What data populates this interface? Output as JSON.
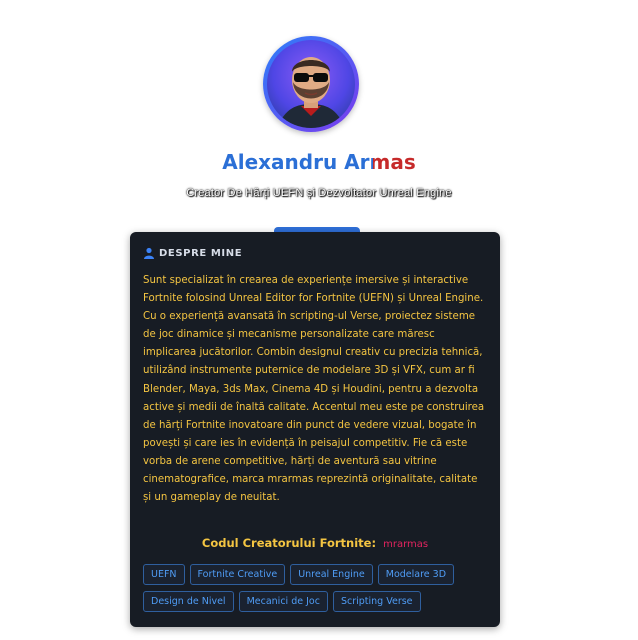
{
  "profile": {
    "first_name": "Alexandru",
    "last_name": "Armas",
    "subtitle": "Creator De Hărți UEFN și Dezvoltator Unreal Engine"
  },
  "about": {
    "title": "DESPRE MINE",
    "icon": "user-icon",
    "bio": "Sunt specializat în crearea de experiențe imersive și interactive Fortnite folosind Unreal Editor for Fortnite (UEFN) și Unreal Engine. Cu o experiență avansată în scripting-ul Verse, proiectez sisteme de joc dinamice și mecanisme personalizate care măresc implicarea jucătorilor. Combin designul creativ cu precizia tehnică, utilizând instrumente puternice de modelare 3D și VFX, cum ar fi Blender, Maya, 3ds Max, Cinema 4D și Houdini, pentru a dezvolta active și medii de înaltă calitate. Accentul meu este pe construirea de hărți Fortnite inovatoare din punct de vedere vizual, bogate în povești și care ies în evidență în peisajul competitiv. Fie că este vorba de arene competitive, hărți de aventură sau vitrine cinematografice, marca mrarmas reprezintă originalitate, calitate și un gameplay de neuitat.",
    "creator_code_label": "Codul Creatorului Fortnite:",
    "creator_code_value": "mrarmas"
  },
  "tags": [
    "UEFN",
    "Fortnite Creative",
    "Unreal Engine",
    "Modelare 3D",
    "Design de Nivel",
    "Mecanici de Joc",
    "Scripting Verse"
  ],
  "colors": {
    "card_background": "#171c24",
    "accent_blue": "#2f6fd8",
    "bio_text": "#f4c542",
    "code_value": "#e0245e"
  }
}
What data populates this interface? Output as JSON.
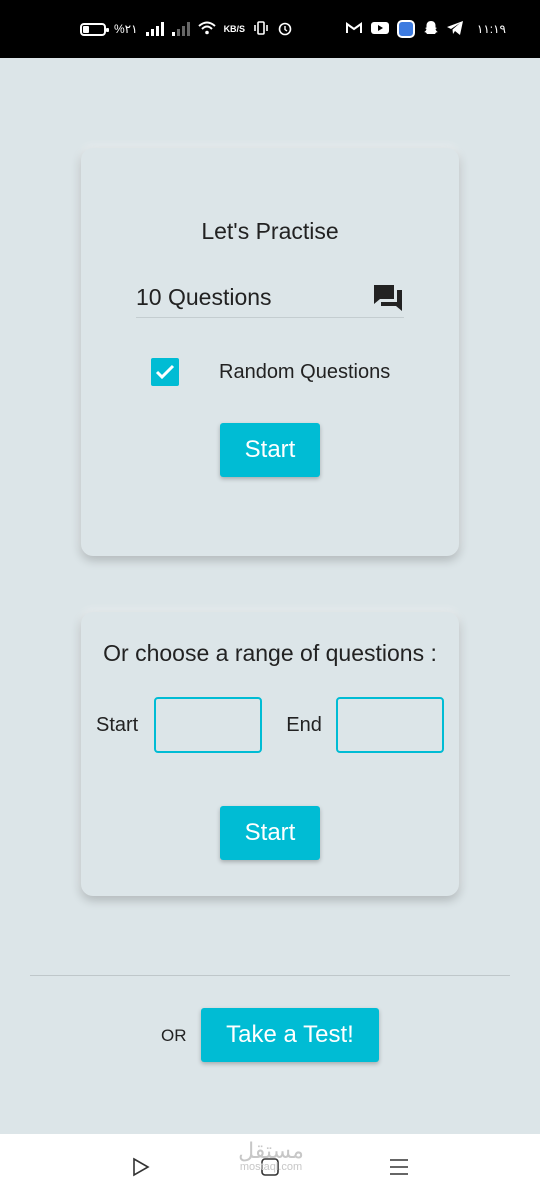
{
  "status_bar": {
    "battery": "%۲۱",
    "speed_unit": "KB/S",
    "time": "۱۱:۱۹"
  },
  "practise_card": {
    "title": "Let's Practise",
    "questions_value": "10 Questions",
    "random_label": "Random Questions",
    "random_checked": true,
    "start_label": "Start"
  },
  "range_card": {
    "title": "Or choose a range of questions :",
    "start_label": "Start",
    "start_value": "",
    "end_label": "End",
    "end_value": "",
    "button_label": "Start"
  },
  "footer": {
    "or_label": "OR",
    "test_button": "Take a Test!"
  },
  "watermark": {
    "arabic": "مستقل",
    "latin": "mostaql.com"
  },
  "colors": {
    "accent": "#00bcd4",
    "background": "#dce5e8"
  }
}
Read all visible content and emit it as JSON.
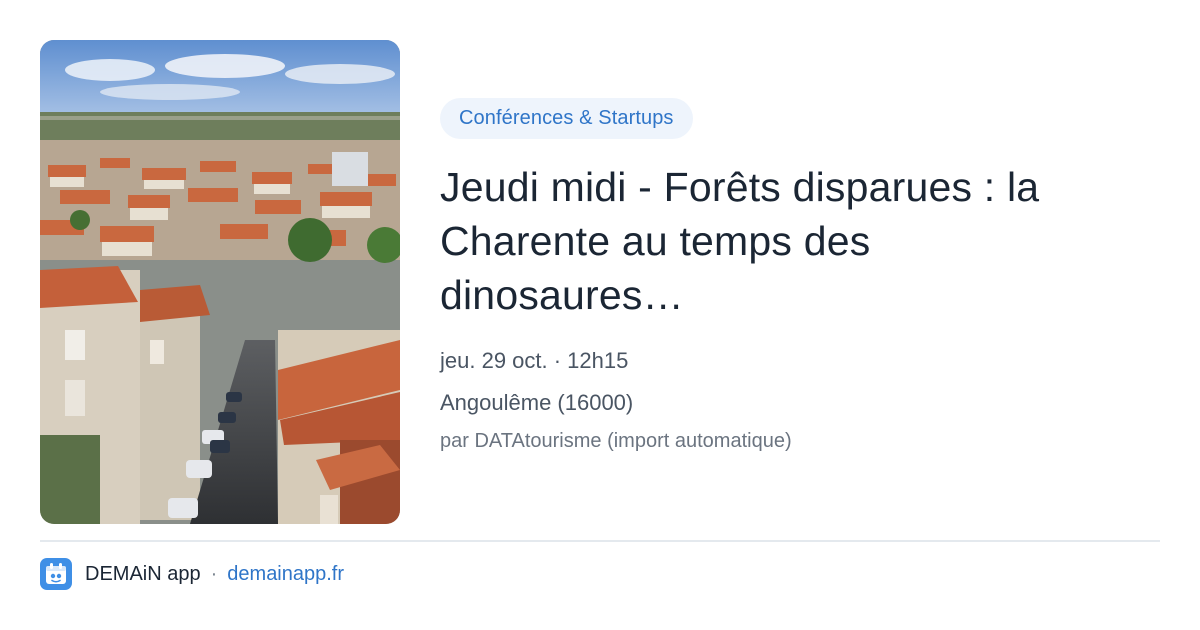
{
  "event": {
    "category": "Conférences & Startups",
    "title_lines": [
      "Jeudi midi - Forêts disparues : la",
      "Charente au temps des",
      "dinosaures…"
    ],
    "date": "jeu. 29 oct. · 12h15",
    "location": "Angoulême (16000)",
    "source": "par DATAtourisme (import automatique)"
  },
  "footer": {
    "app_name": "DEMAiN app",
    "separator": "·",
    "domain": "demainapp.fr"
  },
  "colors": {
    "accent": "#2f75c8",
    "tag_background": "#eef4fc",
    "app_icon": "#3f8fe6"
  },
  "icons": {
    "app": "demain-app-icon"
  }
}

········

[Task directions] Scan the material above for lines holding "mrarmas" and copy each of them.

[Solved exercise]
    "bio": "Sunt specializat în crearea de experiențe imersive și interactive Fortnite folosind Unreal Editor for Fortnite (UEFN) și Unreal Engine. Cu o experiență avansată în scripting-ul Verse, proiectez sisteme de joc dinamice și mecanisme personalizate care măresc implicarea jucătorilor. Combin designul creativ cu precizia tehnică, utilizând instrumente puternice de modelare 3D și VFX, cum ar fi Blender, Maya, 3ds Max, Cinema 4D și Houdini, pentru a dezvolta active și medii de înaltă calitate. Accentul meu este pe construirea de hărți Fortnite inovatoare din punct de vedere vizual, bogate în povești și care ies în evidență în peisajul competitiv. Fie că este vorba de arene competitive, hărți de aventură sau vitrine cinematografice, marca mrarmas reprezintă originalitate, calitate și un gameplay de neuitat.",
    "creator_code_value": "mrarmas"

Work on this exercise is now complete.